--- START ---

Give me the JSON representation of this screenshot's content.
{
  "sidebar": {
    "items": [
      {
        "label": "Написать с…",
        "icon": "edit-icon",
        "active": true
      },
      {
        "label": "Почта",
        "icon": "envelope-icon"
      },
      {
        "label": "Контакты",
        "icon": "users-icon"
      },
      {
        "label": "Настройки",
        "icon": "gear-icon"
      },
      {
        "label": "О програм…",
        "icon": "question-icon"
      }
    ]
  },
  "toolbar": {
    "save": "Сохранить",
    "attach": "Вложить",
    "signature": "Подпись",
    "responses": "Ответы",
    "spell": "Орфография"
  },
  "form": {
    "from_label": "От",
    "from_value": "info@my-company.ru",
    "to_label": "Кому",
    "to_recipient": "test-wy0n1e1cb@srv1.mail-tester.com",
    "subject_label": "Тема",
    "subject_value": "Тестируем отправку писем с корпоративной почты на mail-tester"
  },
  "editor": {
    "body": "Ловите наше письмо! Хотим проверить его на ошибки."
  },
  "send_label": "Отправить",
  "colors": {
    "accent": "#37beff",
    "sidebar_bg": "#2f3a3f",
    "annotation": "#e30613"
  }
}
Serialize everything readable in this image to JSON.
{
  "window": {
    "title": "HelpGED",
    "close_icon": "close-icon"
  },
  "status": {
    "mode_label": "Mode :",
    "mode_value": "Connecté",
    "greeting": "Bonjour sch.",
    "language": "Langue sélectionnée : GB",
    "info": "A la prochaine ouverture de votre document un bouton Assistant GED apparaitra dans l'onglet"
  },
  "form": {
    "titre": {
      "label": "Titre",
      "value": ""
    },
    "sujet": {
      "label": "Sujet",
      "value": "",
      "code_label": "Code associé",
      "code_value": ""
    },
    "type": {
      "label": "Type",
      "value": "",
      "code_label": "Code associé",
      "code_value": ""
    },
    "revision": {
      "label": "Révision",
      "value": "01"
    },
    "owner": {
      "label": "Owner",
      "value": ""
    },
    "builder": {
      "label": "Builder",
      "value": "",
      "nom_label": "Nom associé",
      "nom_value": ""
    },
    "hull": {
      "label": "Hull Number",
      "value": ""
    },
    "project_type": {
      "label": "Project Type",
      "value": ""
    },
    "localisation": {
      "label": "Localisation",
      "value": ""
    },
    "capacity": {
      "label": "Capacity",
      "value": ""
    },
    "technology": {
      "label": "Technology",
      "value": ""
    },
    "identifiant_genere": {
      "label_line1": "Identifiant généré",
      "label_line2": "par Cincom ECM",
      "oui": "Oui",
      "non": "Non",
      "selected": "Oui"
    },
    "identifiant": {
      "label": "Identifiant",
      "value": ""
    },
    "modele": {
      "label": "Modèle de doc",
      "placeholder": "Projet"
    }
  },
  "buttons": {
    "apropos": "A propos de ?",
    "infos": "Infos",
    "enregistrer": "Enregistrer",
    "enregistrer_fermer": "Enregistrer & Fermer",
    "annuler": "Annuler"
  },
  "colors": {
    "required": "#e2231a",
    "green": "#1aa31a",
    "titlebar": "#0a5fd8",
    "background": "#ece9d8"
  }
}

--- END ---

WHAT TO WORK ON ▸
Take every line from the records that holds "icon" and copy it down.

TASK RESPONSE ▸
        "icon": "edit-icon",
        "icon": "envelope-icon"
        "icon": "users-icon"
        "icon": "gear-icon"
        "icon": "question-icon"
    "close_icon": "close-icon"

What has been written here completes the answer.